LONDON, April 19 (Reuters) - The pound rose to hit a two-week high against the dollar on Monday at the start of a data-heavy week that is expected to provide more evidence that Britain’s economy is rebounding from its deepest recession in 300 years.
The pound had a strong first quarter, supported by dwindling expectations of negative interest rates and by a fast roll-out of vaccinations against COVID-19 across Britain.
As England re-opened shops, hairdressers, gyms and pub gardens in April, analysts expect a faster economic recovery in the United Kingdom than in the European Union, which is facing a third wave of infections.
Traders will be watching PMI surveys for the UK, together with data on the labour market, inflation and retail sales this week.
Both ING and UniCredit analysts told clients there was scope for sterling to strengthen to $1.40 this week.
“GBP continues to find support on dips and it seems like investors are happy enough staying positioned for the 2Q UK re-opening story,” said Chris Turner, Global Head of Markets at ING.
“Today we have already seen some encouraging April Rightmove house price data,” he said.
Advertised prices for homes in Britain hit a record high after finance minister Rishi Sunak stoked the market again by extending a tax cut for home-buyers last month, property website Rightmove said on Monday.

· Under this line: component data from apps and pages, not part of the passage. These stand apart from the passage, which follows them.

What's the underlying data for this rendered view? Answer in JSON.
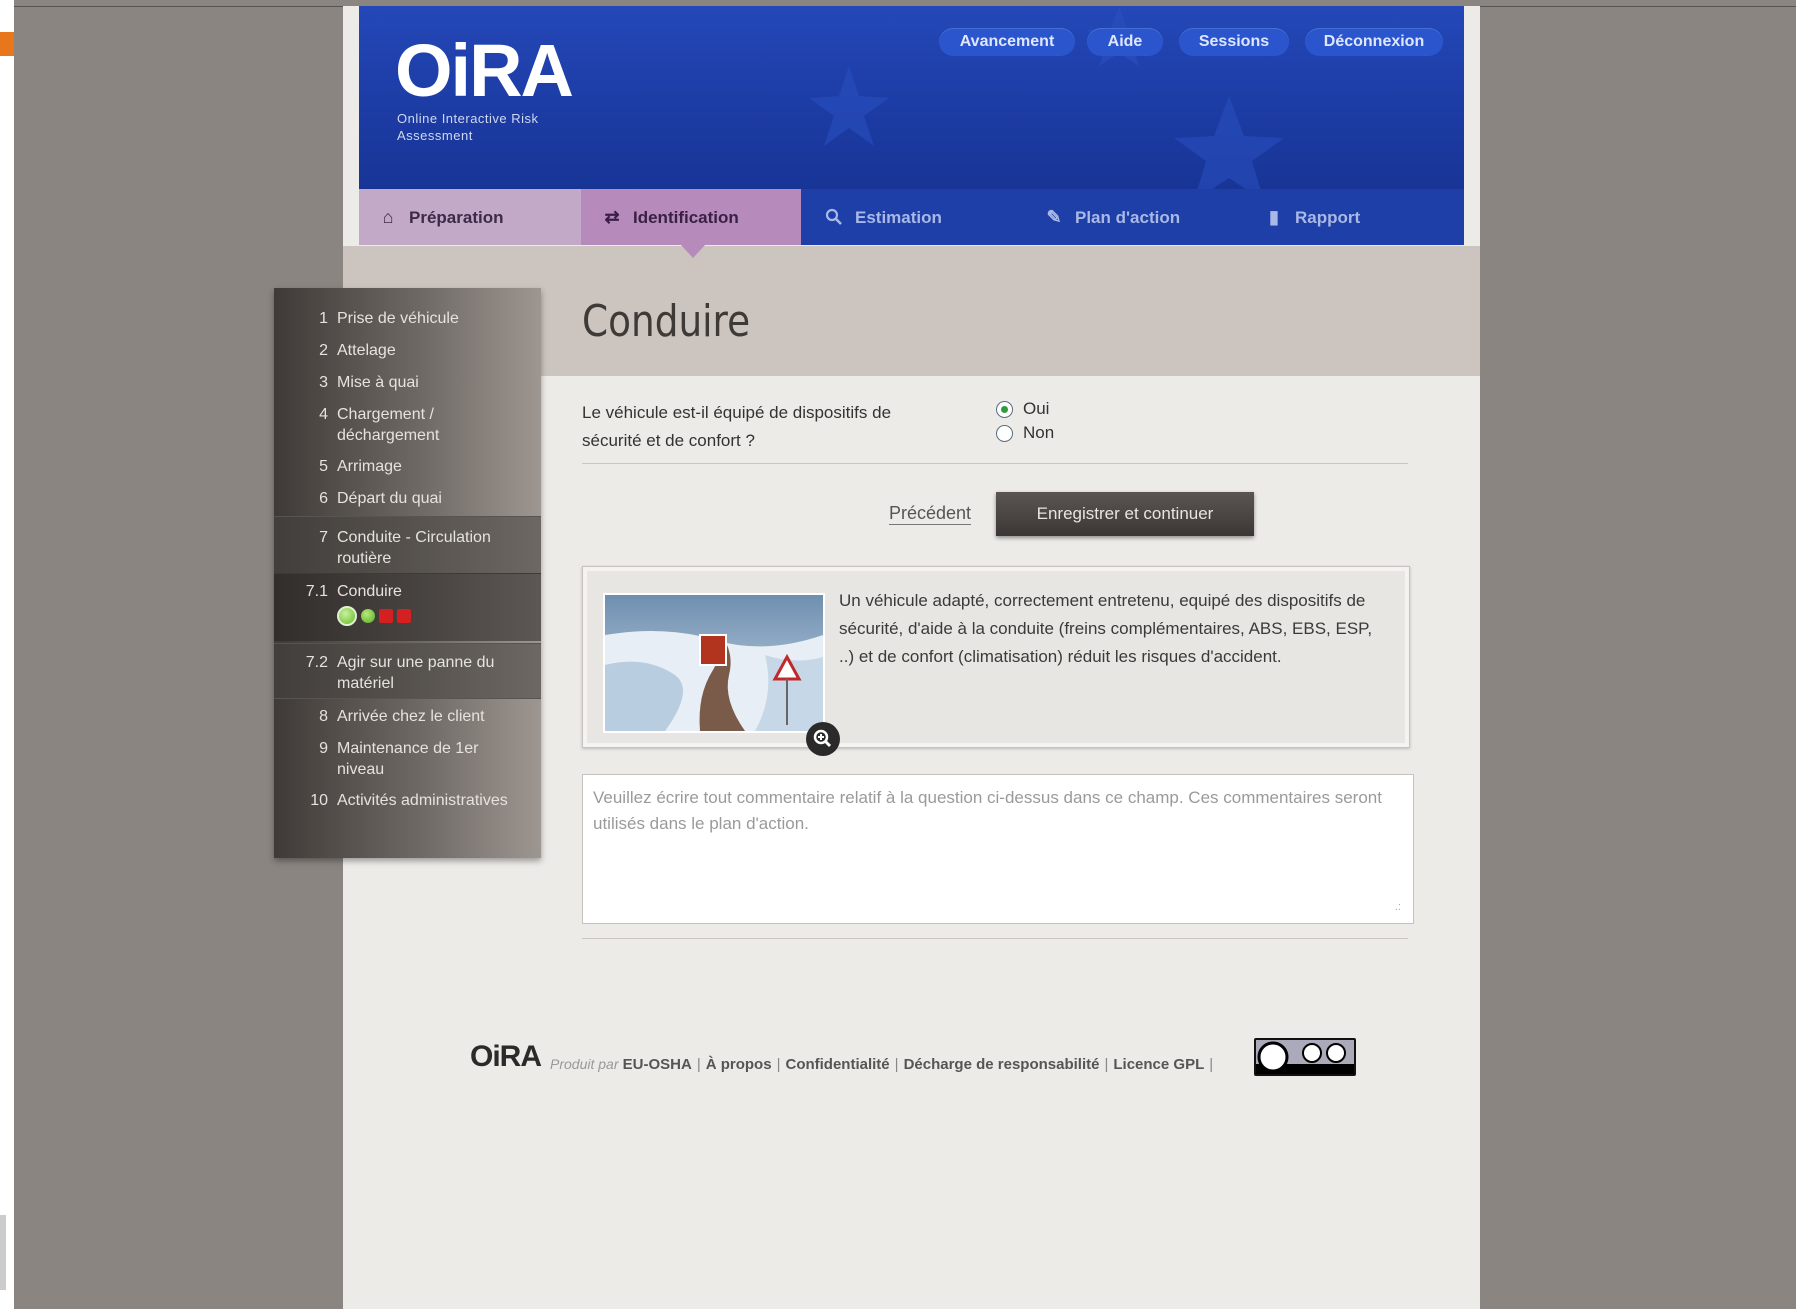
{
  "app": {
    "logo": "OiRA",
    "logo_sub": "Online Interactive Risk Assessment"
  },
  "top_buttons": [
    {
      "label": "Avancement"
    },
    {
      "label": "Aide"
    },
    {
      "label": "Sessions"
    },
    {
      "label": "Déconnexion"
    }
  ],
  "nav_tabs": [
    {
      "label": "Préparation",
      "icon": "house-icon"
    },
    {
      "label": "Identification",
      "icon": "arrows-icon",
      "active": true
    },
    {
      "label": "Estimation",
      "icon": "magnifier-icon"
    },
    {
      "label": "Plan d'action",
      "icon": "pencil-icon"
    },
    {
      "label": "Rapport",
      "icon": "document-icon"
    }
  ],
  "sidebar": {
    "items": [
      {
        "num": "1",
        "label": "Prise de véhicule"
      },
      {
        "num": "2",
        "label": "Attelage"
      },
      {
        "num": "3",
        "label": "Mise à quai"
      },
      {
        "num": "4",
        "label": "Chargement / déchargement"
      },
      {
        "num": "5",
        "label": "Arrimage"
      },
      {
        "num": "6",
        "label": "Départ du quai"
      },
      {
        "num": "7",
        "label": "Conduite - Circulation routière"
      },
      {
        "num": "7.1",
        "label": "Conduire"
      },
      {
        "num": "7.2",
        "label": "Agir sur une panne du matériel"
      },
      {
        "num": "8",
        "label": "Arrivée chez le client"
      },
      {
        "num": "9",
        "label": "Maintenance de 1er niveau"
      },
      {
        "num": "10",
        "label": "Activités administratives"
      }
    ]
  },
  "main": {
    "title": "Conduire",
    "question": "Le véhicule est-il équipé de dispositifs de sécurité et de confort ?",
    "options": [
      {
        "label": "Oui",
        "selected": true
      },
      {
        "label": "Non",
        "selected": false
      }
    ],
    "prev_label": "Précédent",
    "save_label": "Enregistrer et continuer",
    "info_text": "Un véhicule adapté, correctement entretenu, equipé des dispositifs de sécurité, d'aide à la conduite (freins complémentaires, ABS, EBS, ESP, ..) et de confort (climatisation) réduit les risques d'accident.",
    "comment_placeholder": "Veuillez écrire tout commentaire relatif à la question ci-dessus dans ce champ. Ces commentaires seront utilisés dans le plan d'action."
  },
  "footer": {
    "logo": "OiRA",
    "made_by": "Produit par",
    "links": [
      "EU-OSHA",
      "À propos",
      "Confidentialité",
      "Décharge de responsabilité",
      "Licence GPL"
    ],
    "separator": "|"
  },
  "colors": {
    "header_blue": "#1c3ba3",
    "tab_active": "#b68bbb",
    "tab_prep": "#c3a9c8",
    "radio_selected": "#2f9c3a"
  }
}
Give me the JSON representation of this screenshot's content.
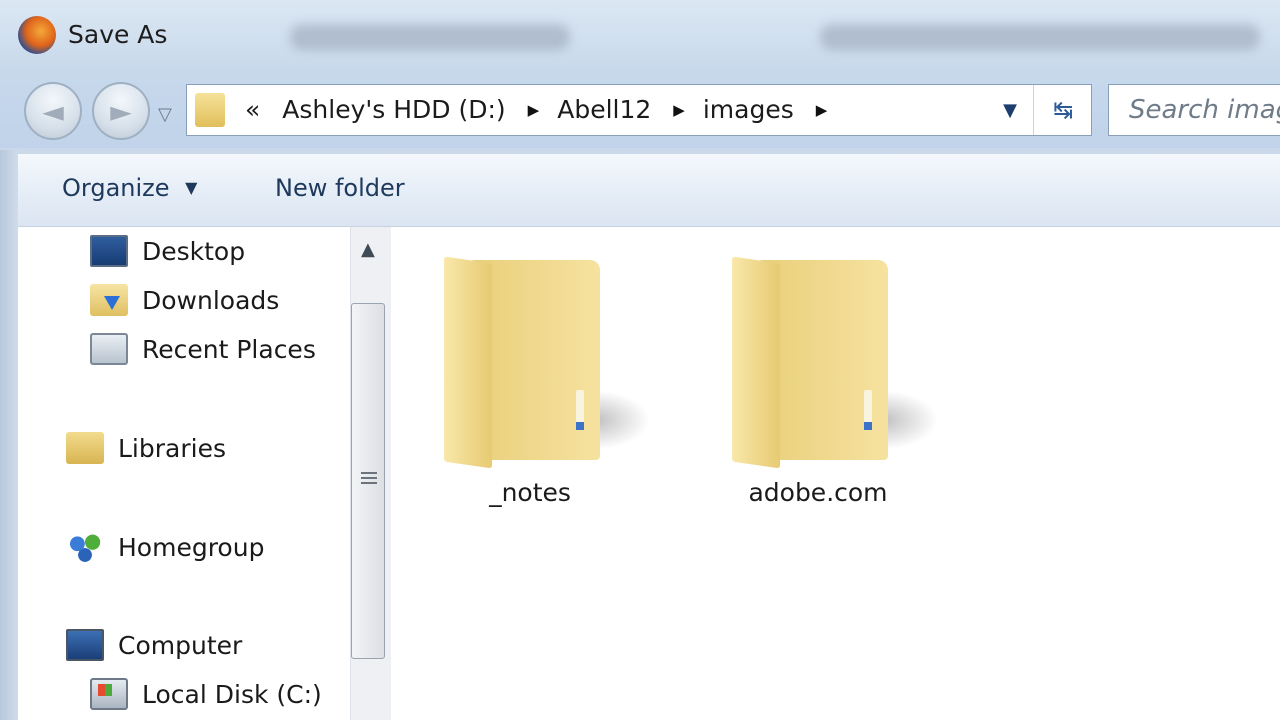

Speculators’ net long position on the pound versus the dollar rebounded in the week to April 13 after slipping to its lowest since February in the previous week, futures data from CFTC showed.
Versus a weakening dollar, the pound rose 0.4% to $1.3900 at 0958 GMT, its highest level since April 6. It was 0.1% lower versus the euro at 86.61 pence, after it hit its highest of 86.30 pence since April 8.
“Current domestic COVID data is encouraging and a further easing of lockdowns will all point in the direction of the UK economy early out of the block on economic recovery expectations,” said Neil Jones, Head of FX Sales at Mizuho Bank.
Reporting by Joice Alves Editing by Raissa Kasolowsky and Andrew Heavens